*** Opening of RECORDS FOR PROCESSING ***

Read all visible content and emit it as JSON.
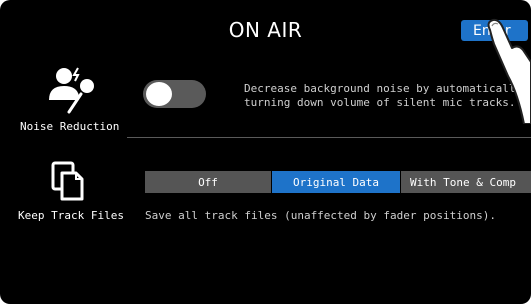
{
  "header": {
    "title": "ON AIR",
    "enter_label": "Enter"
  },
  "noise_reduction": {
    "label": "Noise Reduction",
    "toggle_state": "off",
    "description_line1": "Decrease background noise by automatically",
    "description_line2": "turning down volume of silent mic tracks."
  },
  "keep_track_files": {
    "label": "Keep Track Files",
    "options": [
      "Off",
      "Original Data",
      "With Tone & Comp"
    ],
    "selected": "Original Data",
    "description": "Save all track files (unaffected by fader positions)."
  },
  "colors": {
    "background": "#000000",
    "accent": "#1e73c9",
    "segment_inactive": "#555555",
    "toggle_off": "#5a5a5a"
  },
  "icons": {
    "noise_reduction": "microphone-icon",
    "keep_track_files": "files-icon",
    "pointer": "pointing-hand-icon"
  }
}
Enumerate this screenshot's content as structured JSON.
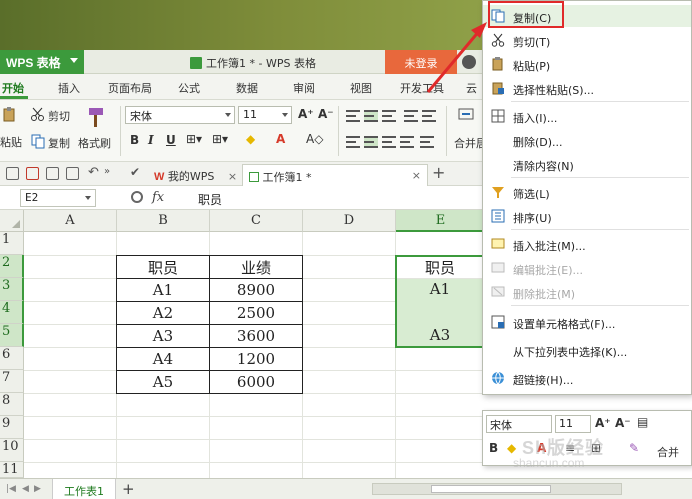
{
  "titlebar": {
    "app_name": "WPS 表格",
    "doc_title": "工作簿1 * - WPS 表格",
    "login": "未登录"
  },
  "tabs": [
    "开始",
    "插入",
    "页面布局",
    "公式",
    "数据",
    "审阅",
    "视图",
    "开发工具",
    "云"
  ],
  "ribbon": {
    "cut": "剪切",
    "copy": "复制",
    "format_painter": "格式刷",
    "paste": "粘贴",
    "font": "宋体",
    "font_size": "11",
    "merge": "合并居"
  },
  "quick_access": {
    "doc_tab_wps": "我的WPS",
    "doc_tab_book": "工作簿1 *"
  },
  "formula_bar": {
    "cell_ref": "E2",
    "fx": "fx",
    "content": "职员"
  },
  "columns": [
    "A",
    "B",
    "C",
    "D",
    "E"
  ],
  "rows": [
    "1",
    "2",
    "3",
    "4",
    "5",
    "6",
    "7",
    "8",
    "9",
    "10",
    "11"
  ],
  "table": {
    "header": [
      "职员",
      "业绩"
    ],
    "rows": [
      [
        "A1",
        "8900"
      ],
      [
        "A2",
        "2500"
      ],
      [
        "A3",
        "3600"
      ],
      [
        "A4",
        "1200"
      ],
      [
        "A5",
        "6000"
      ]
    ]
  },
  "column_e": [
    "职员",
    "A1",
    "",
    "A3"
  ],
  "context_menu": [
    "复制(C)",
    "剪切(T)",
    "粘贴(P)",
    "选择性粘贴(S)...",
    "插入(I)...",
    "删除(D)...",
    "清除内容(N)",
    "筛选(L)",
    "排序(U)",
    "插入批注(M)...",
    "编辑批注(E)...",
    "删除批注(M)",
    "设置单元格格式(F)...",
    "从下拉列表中选择(K)...",
    "超链接(H)..."
  ],
  "mini_toolbar": {
    "font": "宋体",
    "size": "11",
    "merge": "合并"
  },
  "sheet_tab": "工作表1",
  "watermark": {
    "line1": "Sh版经验",
    "line2": "shancun.com"
  },
  "colors": {
    "accent": "#3c9a3c",
    "login": "#e8683c",
    "highlight_box": "#e02a2a"
  }
}
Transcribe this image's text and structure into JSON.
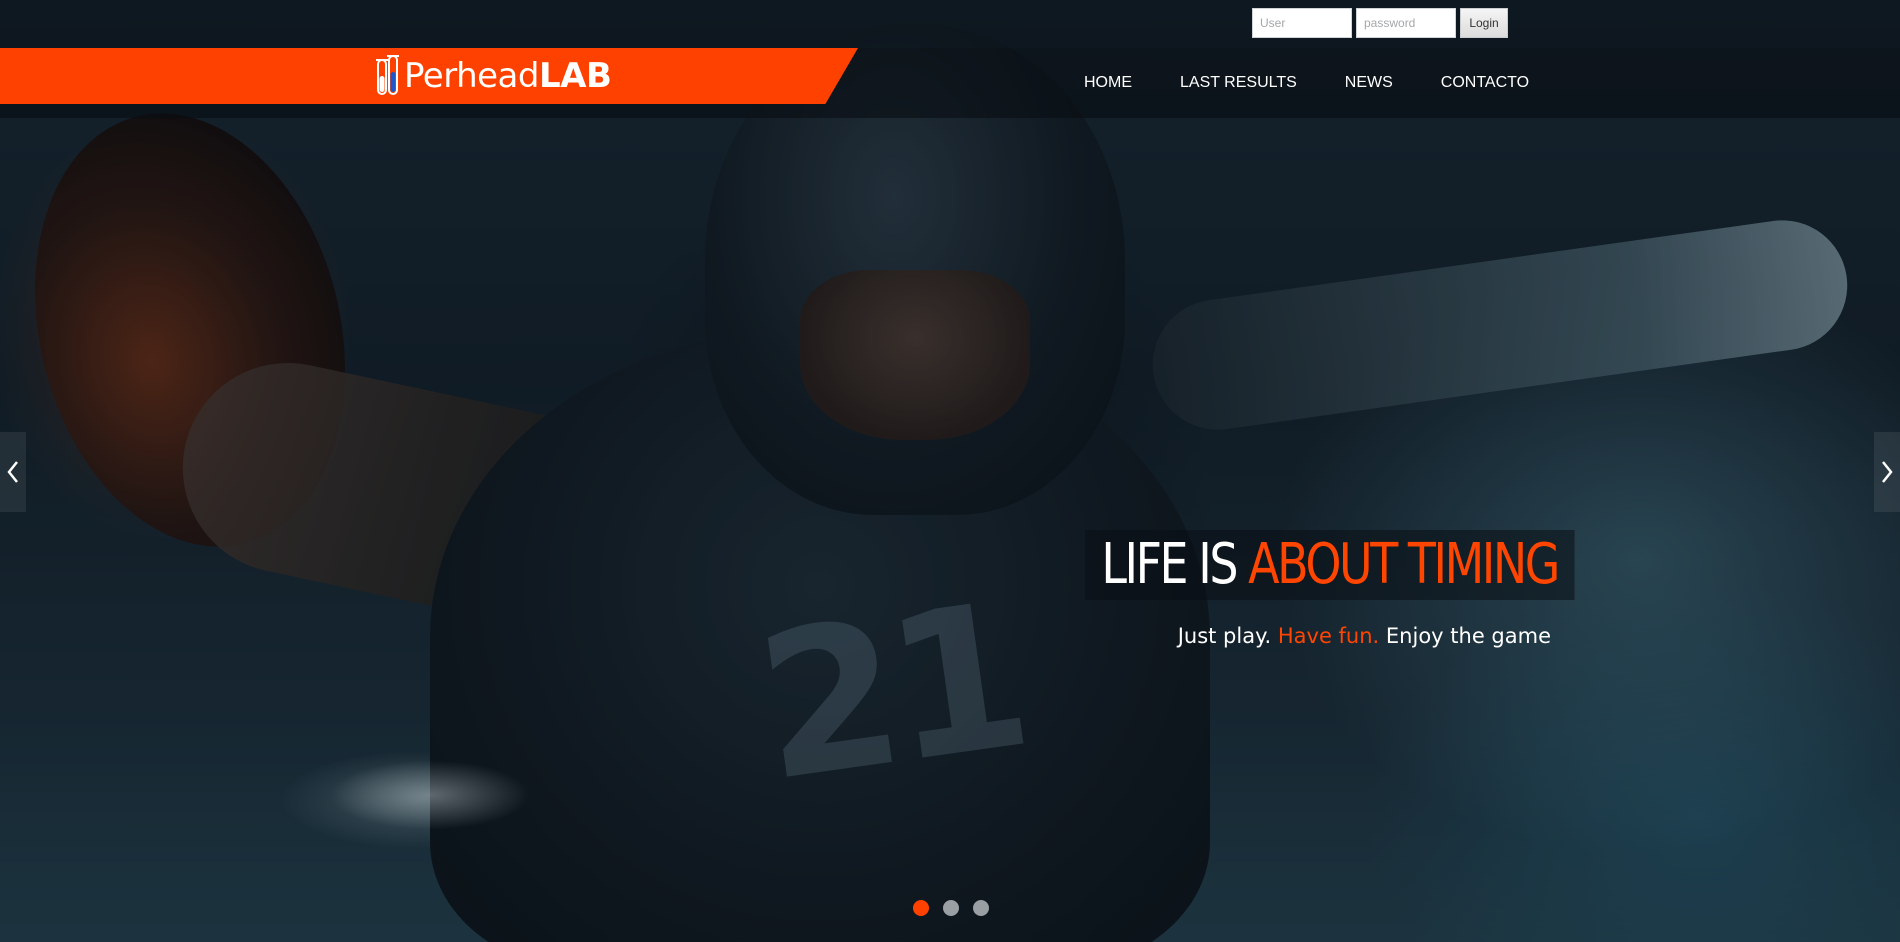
{
  "login": {
    "user_placeholder": "User",
    "password_placeholder": "password",
    "button_label": "Login"
  },
  "brand": {
    "name_light": "Perhead",
    "name_bold": "LAB",
    "icon": "test-tubes-icon",
    "strip_color": "#ff4100"
  },
  "nav": {
    "items": [
      {
        "label": "HOME"
      },
      {
        "label": "LAST RESULTS"
      },
      {
        "label": "NEWS"
      },
      {
        "label": "CONTACTO"
      }
    ]
  },
  "hero": {
    "title_plain": "LIFE IS ",
    "title_accent": "ABOUT TIMING",
    "subtitle_part1": "Just play. ",
    "subtitle_accent": "Have fun.",
    "subtitle_part2": " Enjoy the game",
    "accent_color": "#ff4500",
    "jersey_number": "21"
  },
  "carousel": {
    "prev_icon": "chevron-left-icon",
    "next_icon": "chevron-right-icon",
    "slides": 3,
    "active_index": 0
  }
}
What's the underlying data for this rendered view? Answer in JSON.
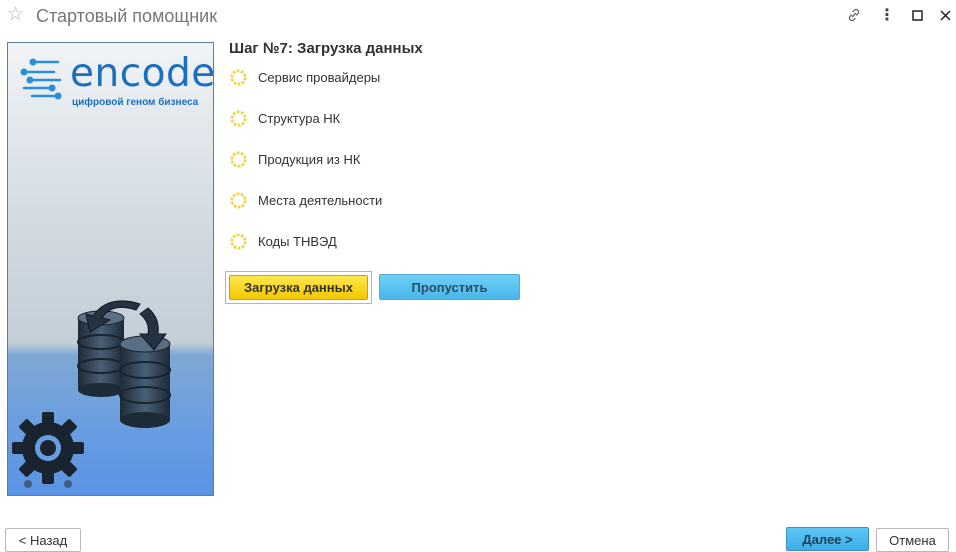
{
  "window": {
    "title": "Стартовый помощник",
    "icons": {
      "favorite": "star-icon",
      "link": "link-icon",
      "menu": "more-vertical-icon",
      "maximize": "maximize-icon",
      "close": "close-icon"
    }
  },
  "sidebar": {
    "logo_text": "encode",
    "logo_tagline": "цифровой геном бизнеса",
    "illustration": "database-sync-gear-illustration"
  },
  "main": {
    "step_title": "Шаг №7: Загрузка данных",
    "items": [
      {
        "label": "Сервис провайдеры",
        "status_icon": "loading-spinner-icon"
      },
      {
        "label": "Структура НК",
        "status_icon": "loading-spinner-icon"
      },
      {
        "label": "Продукция из НК",
        "status_icon": "loading-spinner-icon"
      },
      {
        "label": "Места деятельности",
        "status_icon": "loading-spinner-icon"
      },
      {
        "label": "Коды ТНВЭД",
        "status_icon": "loading-spinner-icon"
      }
    ],
    "load_button": "Загрузка данных",
    "skip_button": "Пропустить"
  },
  "footer": {
    "back_button": "< Назад",
    "next_button": "Далее >",
    "cancel_button": "Отмена"
  },
  "colors": {
    "accent_yellow": "#f4c800",
    "accent_blue": "#48b6ea",
    "logo_blue": "#1a6fc0"
  }
}
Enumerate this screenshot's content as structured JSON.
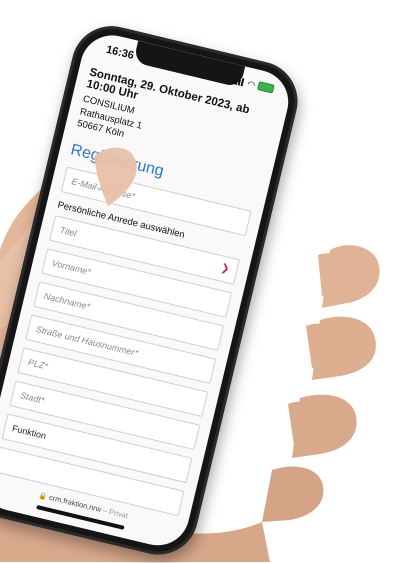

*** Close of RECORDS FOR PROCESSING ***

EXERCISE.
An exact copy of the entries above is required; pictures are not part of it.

RESULT OF THIS TASK.
Read all visible content and emit it as JSON.
{
  "header": {
    "title": "ON AIR",
    "enter_label": "Enter"
  },
  "noise_reduction": {
    "label": "Noise Reduction",
    "toggle_state": "off",
    "description_line1": "Decrease background noise by automatically",
    "description_line2": "turning down volume of silent mic tracks."
  },
  "keep_track_files": {
    "label": "Keep Track Files",
    "options": [
      "Off",
      "Original Data",
      "With Tone & Comp"
    ],
    "selected": "Original Data",
    "description": "Save all track files (unaffected by fader positions)."
  },
  "colors": {
    "background": "#000000",
    "accent": "#1e73c9",
    "segment_inactive": "#555555",
    "toggle_off": "#5a5a5a"
  },
  "icons": {
    "noise_reduction": "microphone-icon",
    "keep_track_files": "files-icon",
    "pointer": "pointing-hand-icon"
  }
}
Enumerate this screenshot's content as structured JSON.
{
  "titlebar": {
    "app_name": "WPS 表格",
    "doc_title": "工作簿1 * - WPS 表格",
    "login": "未登录"
  },
  "tabs": [
    "开始",
    "插入",
    "页面布局",
    "公式",
    "数据",
    "审阅",
    "视图",
    "开发工具",
    "云"
  ],
  "ribbon": {
    "cut": "剪切",
    "copy": "复制",
    "format_painter": "格式刷",
    "paste": "粘贴",
    "font": "宋体",
    "font_size": "11",
    "merge": "合并居"
  },
  "quick_access": {
    "doc_tab_wps": "我的WPS",
    "doc_tab_book": "工作簿1 *"
  },
  "formula_bar": {
    "cell_ref": "E2",
    "fx": "fx",
    "content": "职员"
  },
  "columns": [
    "A",
    "B",
    "C",
    "D",
    "E"
  ],
  "rows": [
    "1",
    "2",
    "3",
    "4",
    "5",
    "6",
    "7",
    "8",
    "9",
    "10",
    "11"
  ],
  "table": {
    "header": [
      "职员",
      "业绩"
    ],
    "rows": [
      [
        "A1",
        "8900"
      ],
      [
        "A2",
        "2500"
      ],
      [
        "A3",
        "3600"
      ],
      [
        "A4",
        "1200"
      ],
      [
        "A5",
        "6000"
      ]
    ]
  },
  "column_e": [
    "职员",
    "A1",
    "",
    "A3"
  ],
  "context_menu": [
    "复制(C)",
    "剪切(T)",
    "粘贴(P)",
    "选择性粘贴(S)...",
    "插入(I)...",
    "删除(D)...",
    "清除内容(N)",
    "筛选(L)",
    "排序(U)",
    "插入批注(M)...",
    "编辑批注(E)...",
    "删除批注(M)",
    "设置单元格格式(F)...",
    "从下拉列表中选择(K)...",
    "超链接(H)..."
  ],
  "mini_toolbar": {
    "font": "宋体",
    "size": "11",
    "merge": "合并"
  },
  "sheet_tab": "工作表1",
  "watermark": {
    "line1": "Sh版经验",
    "line2": "shancun.com"
  },
  "colors": {
    "accent": "#3c9a3c",
    "login": "#e8683c",
    "highlight_box": "#e02a2a"
  }
}
Transcribe this image's text and structure into JSON.
{
  "login": {
    "user_placeholder": "User",
    "password_placeholder": "password",
    "button_label": "Login"
  },
  "brand": {
    "name_light": "Perhead",
    "name_bold": "LAB",
    "icon": "test-tubes-icon",
    "strip_color": "#ff4100"
  },
  "nav": {
    "items": [
      {
        "label": "HOME"
      },
      {
        "label": "LAST RESULTS"
      },
      {
        "label": "NEWS"
      },
      {
        "label": "CONTACTO"
      }
    ]
  },
  "hero": {
    "title_plain": "LIFE IS ",
    "title_accent": "ABOUT TIMING",
    "subtitle_part1": "Just play. ",
    "subtitle_accent": "Have fun.",
    "subtitle_part2": " Enjoy the game",
    "accent_color": "#ff4500",
    "jersey_number": "21"
  },
  "carousel": {
    "prev_icon": "chevron-left-icon",
    "next_icon": "chevron-right-icon",
    "slides": 3,
    "active_index": 0
  }
}
What's the underlying data for this rendered view? Answer in JSON.
{
  "window": {
    "title": "Стартовый помощник",
    "icons": {
      "favorite": "star-icon",
      "link": "link-icon",
      "menu": "more-vertical-icon",
      "maximize": "maximize-icon",
      "close": "close-icon"
    }
  },
  "sidebar": {
    "logo_text": "encode",
    "logo_tagline": "цифровой геном бизнеса",
    "illustration": "database-sync-gear-illustration"
  },
  "main": {
    "step_title": "Шаг №7: Загрузка данных",
    "items": [
      {
        "label": "Сервис провайдеры",
        "status_icon": "loading-spinner-icon"
      },
      {
        "label": "Структура НК",
        "status_icon": "loading-spinner-icon"
      },
      {
        "label": "Продукция из НК",
        "status_icon": "loading-spinner-icon"
      },
      {
        "label": "Места деятельности",
        "status_icon": "loading-spinner-icon"
      },
      {
        "label": "Коды ТНВЭД",
        "status_icon": "loading-spinner-icon"
      }
    ],
    "load_button": "Загрузка данных",
    "skip_button": "Пропустить"
  },
  "footer": {
    "back_button": "< Назад",
    "next_button": "Далее >",
    "cancel_button": "Отмена"
  },
  "colors": {
    "accent_yellow": "#f4c800",
    "accent_blue": "#48b6ea",
    "logo_blue": "#1a6fc0"
  }
}
Enumerate this screenshot's content as structured JSON.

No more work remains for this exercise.